The vellum could absorb dyes from the leather, so putting a rag paper buffer bewteen them is not a bad idea.

You might point out to your customer that leaving the wax seal loose is taking a chance of damaging it if the piece gets knocked around. Sure, it looks nice, but if it leaves a smear on the inside of the glass...
I think I would cut a piece of 4ply rag a little smaller than the vellum and hinge to that. The hinges would go from the back of the vellum to the back of the 4ply. The 4ply can be securely fastened to the leather with a suitable adhesive,(I would probably use PVA). The vellum is then securely fastened and seperated from the leather and the elevation off the backround really looks great. I think it's also easier than pass through hinges. Is the wax seal really that heavy? I'm trying to picture what Hugh means by stitching it. It sounds like stitching through the vellum which does'nt sound right. How about a small hinge behind the seal? Terry
Just to clarify, we are talking about real animal vellum right? If so should the rag board be unbuffered? Or has that idea gone the way of ventilated canvas backings?
Since the seal is attached to the vellum with
a ribbon, one could run threads over one or
both strands (if it has 2 - it could go over only
the lower strand) of the ribbon. None of the stitches would be in or even near the vellum.

OK, I get it now. I was imagining the seal at the top (end) of the ribbon. What about buffered vs. unbuffered rag in contact with animal product?Terry
The original research that proposed that alkaline
board not be placed in contact with the emulsion of a photo, has been withdrawn. Either type of board should do fine.

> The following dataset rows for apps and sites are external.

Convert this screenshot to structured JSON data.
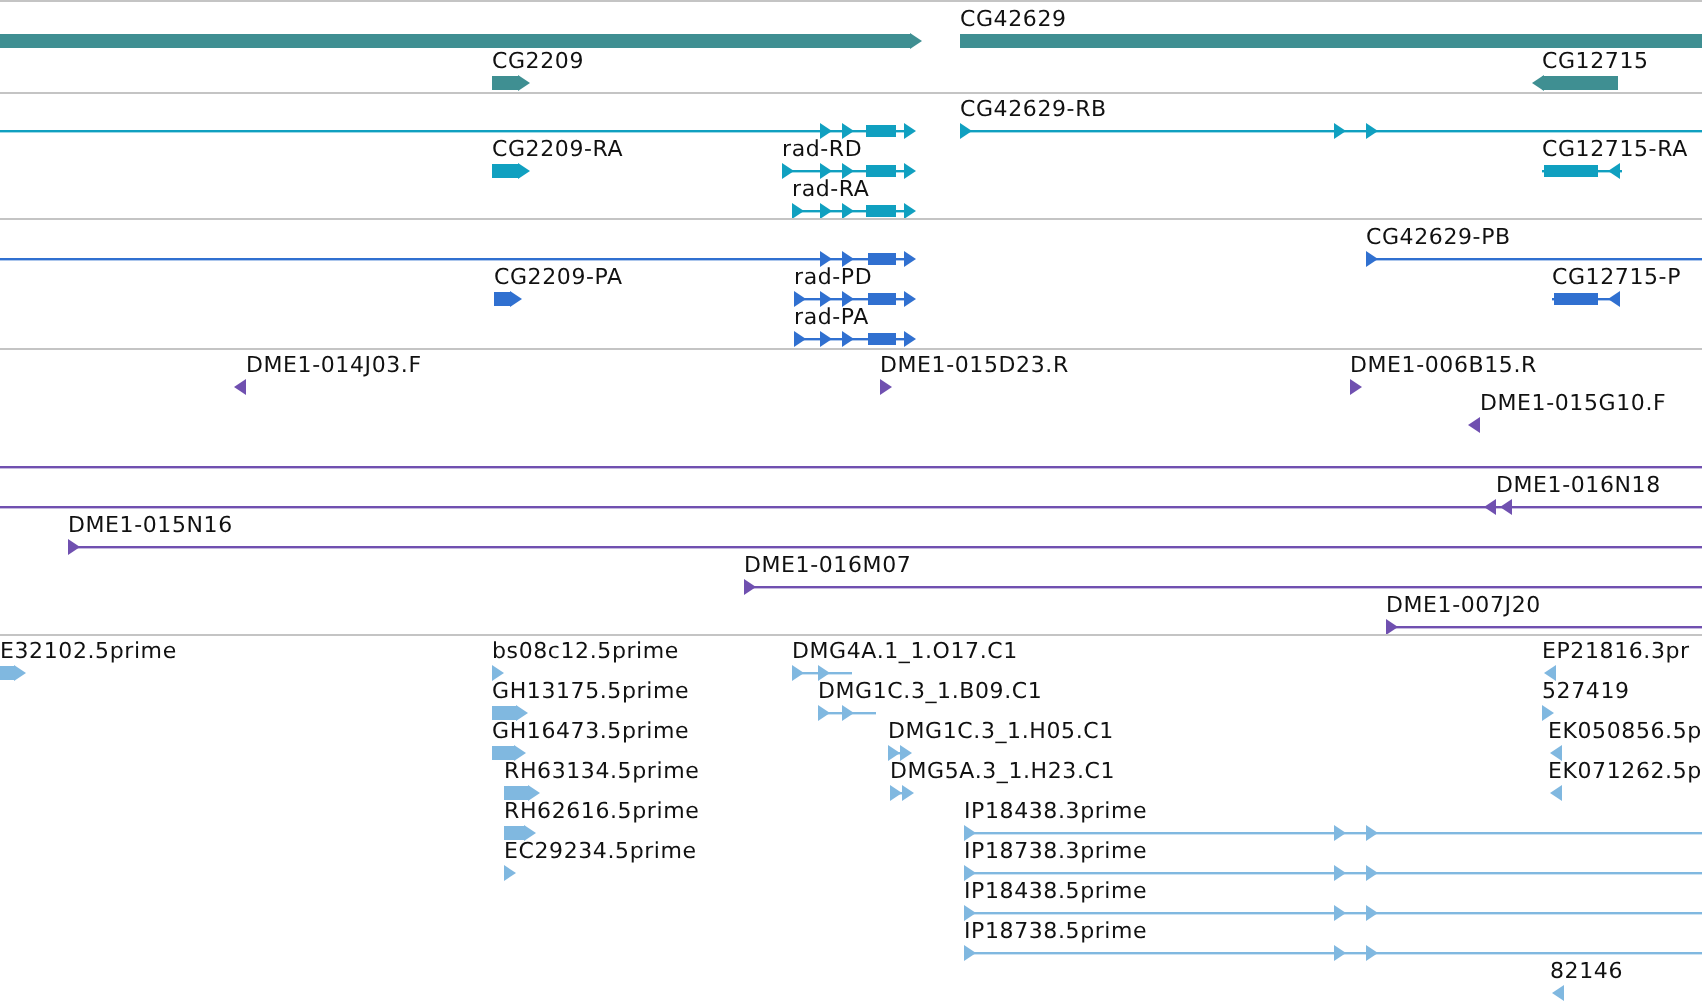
{
  "tracks": [
    {
      "color": "#3f8f92",
      "features": [
        {
          "kind": "bar",
          "reverse": false
        },
        {
          "label": "CG42629",
          "kind": "bar",
          "reverse": false
        },
        {
          "label": "CG2209",
          "kind": "bar",
          "reverse": false
        },
        {
          "label": "CG12715",
          "kind": "bar",
          "reverse": true
        }
      ]
    },
    {
      "color": "#10a0c0",
      "features": [
        {
          "kind": "line",
          "reverse": false
        },
        {
          "label": "CG42629-RB",
          "kind": "line",
          "reverse": false
        },
        {
          "label": "CG2209-RA",
          "kind": "bar",
          "reverse": false
        },
        {
          "label": "rad-RD",
          "kind": "line",
          "reverse": false
        },
        {
          "label": "rad-RA",
          "kind": "line",
          "reverse": false
        },
        {
          "label": "CG12715-RA",
          "kind": "line",
          "reverse": true
        }
      ]
    },
    {
      "color": "#3070d0",
      "features": [
        {
          "kind": "line",
          "reverse": false
        },
        {
          "label": "CG42629-PB",
          "kind": "line",
          "reverse": false
        },
        {
          "label": "CG2209-PA",
          "kind": "bar",
          "reverse": false
        },
        {
          "label": "rad-PD",
          "kind": "line",
          "reverse": false
        },
        {
          "label": "rad-PA",
          "kind": "line",
          "reverse": false
        },
        {
          "label": "CG12715-P",
          "kind": "line",
          "reverse": true
        }
      ]
    },
    {
      "color": "#7050b0",
      "features": [
        {
          "label": "DME1-014J03.F",
          "kind": "mark",
          "reverse": true
        },
        {
          "label": "DME1-015D23.R",
          "kind": "mark",
          "reverse": false
        },
        {
          "label": "DME1-006B15.R",
          "kind": "mark",
          "reverse": false
        },
        {
          "label": "DME1-015G10.F",
          "kind": "mark",
          "reverse": true
        },
        {
          "kind": "line"
        },
        {
          "label": "DME1-016N18",
          "kind": "line",
          "reverse": true
        },
        {
          "label": "DME1-015N16",
          "kind": "line",
          "reverse": false
        },
        {
          "label": "DME1-016M07",
          "kind": "line",
          "reverse": false
        },
        {
          "label": "DME1-007J20",
          "kind": "line",
          "reverse": false
        }
      ]
    },
    {
      "color": "#80b8e0",
      "features": [
        {
          "label": "E32102.5prime",
          "kind": "bar",
          "reverse": false
        },
        {
          "label": "bs08c12.5prime",
          "kind": "mark",
          "reverse": false
        },
        {
          "label": "GH13175.5prime",
          "kind": "bar",
          "reverse": false
        },
        {
          "label": "GH16473.5prime",
          "kind": "bar",
          "reverse": false
        },
        {
          "label": "RH63134.5prime",
          "kind": "bar",
          "reverse": false
        },
        {
          "label": "RH62616.5prime",
          "kind": "bar",
          "reverse": false
        },
        {
          "label": "EC29234.5prime",
          "kind": "mark",
          "reverse": false
        },
        {
          "label": "DMG4A.1_1.O17.C1",
          "kind": "line",
          "reverse": false
        },
        {
          "label": "DMG1C.3_1.B09.C1",
          "kind": "line",
          "reverse": false
        },
        {
          "label": "DMG1C.3_1.H05.C1",
          "kind": "line",
          "reverse": false
        },
        {
          "label": "DMG5A.3_1.H23.C1",
          "kind": "line",
          "reverse": false
        },
        {
          "label": "IP18438.3prime",
          "kind": "line",
          "reverse": false
        },
        {
          "label": "IP18738.3prime",
          "kind": "line",
          "reverse": false
        },
        {
          "label": "IP18438.5prime",
          "kind": "line",
          "reverse": false
        },
        {
          "label": "IP18738.5prime",
          "kind": "line",
          "reverse": false
        },
        {
          "label": "EP21816.3pr",
          "kind": "mark",
          "reverse": true
        },
        {
          "label": "527419",
          "kind": "mark",
          "reverse": false
        },
        {
          "label": "EK050856.5p",
          "kind": "mark",
          "reverse": true
        },
        {
          "label": "EK071262.5p",
          "kind": "mark",
          "reverse": true
        },
        {
          "label": "82146",
          "kind": "mark",
          "reverse": true
        }
      ]
    }
  ]
}
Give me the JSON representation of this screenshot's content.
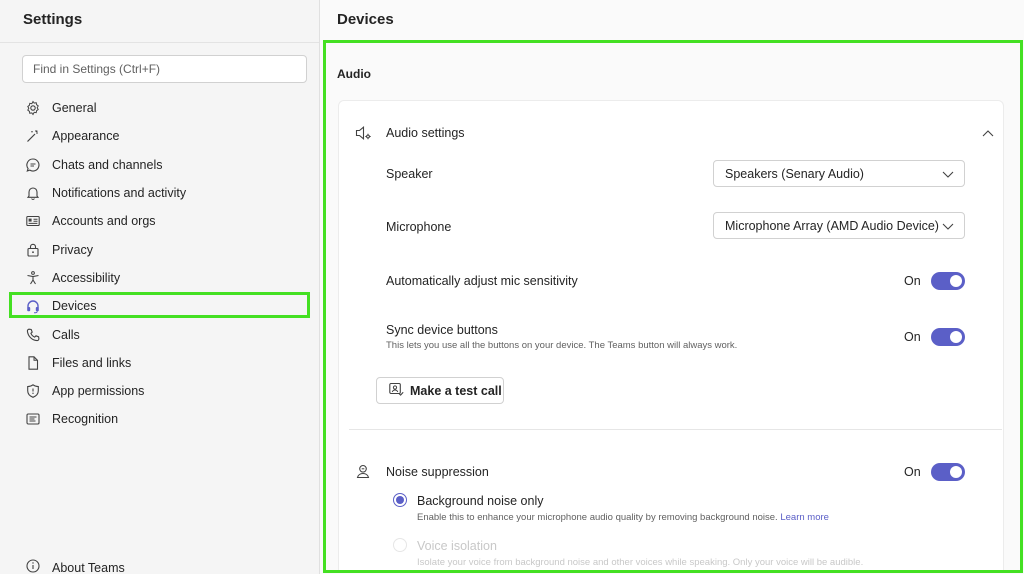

Thats what I thought I'd heard. I thought the alkaline issue also involved animal by products like vellum, parchment, silk, anything gelatine based,etc.? Thanks, Terry
Chuck, I have had success over the years using 'acid-free' gummed linen tape to hinge old
(13th - 18th century) manuscripts leaves, music/ choir sheets (much heavier)and 19th & 20th century 'official' documents (Freedom of the City
type things etc which generally have seals hanging below the piece on tapes,cords,strips of vellum etc and I have managed to 'persuade' the client to let me take the strain off the document and the seal supports by cutting a hole in the board on which the thing is mounted that just allows the seal itself to be 'gently' pushed into the hole. Easy really.....

Phew, the longest sentence that I have ever written! What a cheek and in the land of the longest paragraphs in the Universe too.